§ **Problem to work on**:
From the first line to the last, repeat the data exactly and drop the pictures.

————————

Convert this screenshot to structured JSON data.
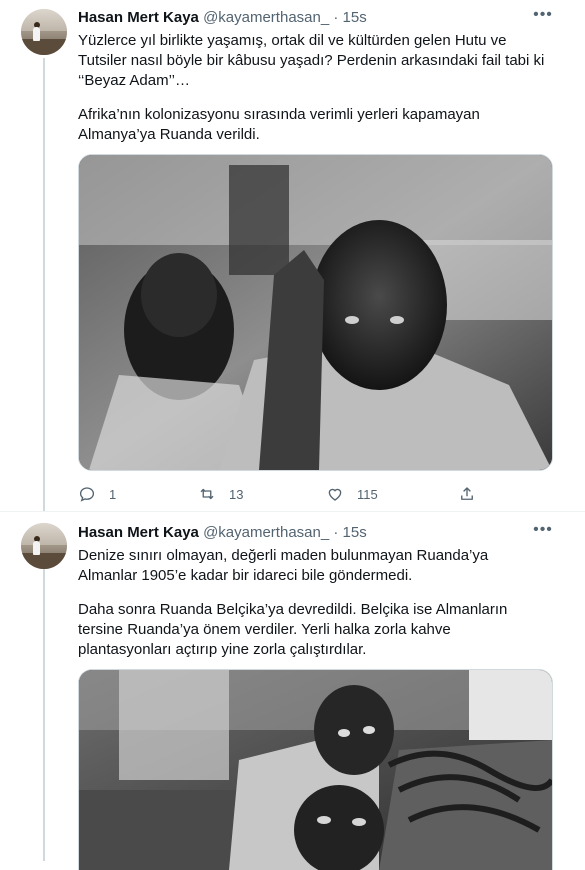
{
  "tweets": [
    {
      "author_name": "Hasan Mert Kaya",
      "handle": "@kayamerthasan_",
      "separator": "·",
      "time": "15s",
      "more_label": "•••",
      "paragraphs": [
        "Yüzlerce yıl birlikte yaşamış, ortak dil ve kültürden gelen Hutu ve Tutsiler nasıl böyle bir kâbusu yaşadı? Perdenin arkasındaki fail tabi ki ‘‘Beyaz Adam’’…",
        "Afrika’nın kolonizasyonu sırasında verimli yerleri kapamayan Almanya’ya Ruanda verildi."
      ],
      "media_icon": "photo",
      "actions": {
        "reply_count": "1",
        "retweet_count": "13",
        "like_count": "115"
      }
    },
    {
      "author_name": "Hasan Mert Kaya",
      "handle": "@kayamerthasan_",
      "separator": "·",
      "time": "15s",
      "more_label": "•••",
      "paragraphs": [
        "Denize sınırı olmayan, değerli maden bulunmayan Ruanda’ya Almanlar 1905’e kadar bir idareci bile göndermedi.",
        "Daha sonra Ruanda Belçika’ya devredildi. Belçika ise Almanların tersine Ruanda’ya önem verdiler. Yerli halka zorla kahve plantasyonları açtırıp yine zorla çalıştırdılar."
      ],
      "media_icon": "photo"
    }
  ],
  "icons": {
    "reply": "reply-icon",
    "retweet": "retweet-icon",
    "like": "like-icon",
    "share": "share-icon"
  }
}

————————

§ **Result below**:
Convert this screenshot to structured JSON data.
{
  "tweets": [
    {
      "author_name": "Hasan Mert Kaya",
      "handle": "@kayamerthasan_",
      "separator": "·",
      "time": "15s",
      "more_label": "•••",
      "paragraphs": [
        "Yüzlerce yıl birlikte yaşamış, ortak dil ve kültürden gelen Hutu ve Tutsiler nasıl böyle bir kâbusu yaşadı? Perdenin arkasındaki fail tabi ki ‘‘Beyaz Adam’’…",
        "Afrika’nın kolonizasyonu sırasında verimli yerleri kapamayan Almanya’ya Ruanda verildi."
      ],
      "media_icon": "photo",
      "actions": {
        "reply_count": "1",
        "retweet_count": "13",
        "like_count": "115"
      }
    },
    {
      "author_name": "Hasan Mert Kaya",
      "handle": "@kayamerthasan_",
      "separator": "·",
      "time": "15s",
      "more_label": "•••",
      "paragraphs": [
        "Denize sınırı olmayan, değerli maden bulunmayan Ruanda’ya Almanlar 1905’e kadar bir idareci bile göndermedi.",
        "Daha sonra Ruanda Belçika’ya devredildi. Belçika ise Almanların tersine Ruanda’ya önem verdiler. Yerli halka zorla kahve plantasyonları açtırıp yine zorla çalıştırdılar."
      ],
      "media_icon": "photo"
    }
  ],
  "icons": {
    "reply": "reply-icon",
    "retweet": "retweet-icon",
    "like": "like-icon",
    "share": "share-icon"
  }
}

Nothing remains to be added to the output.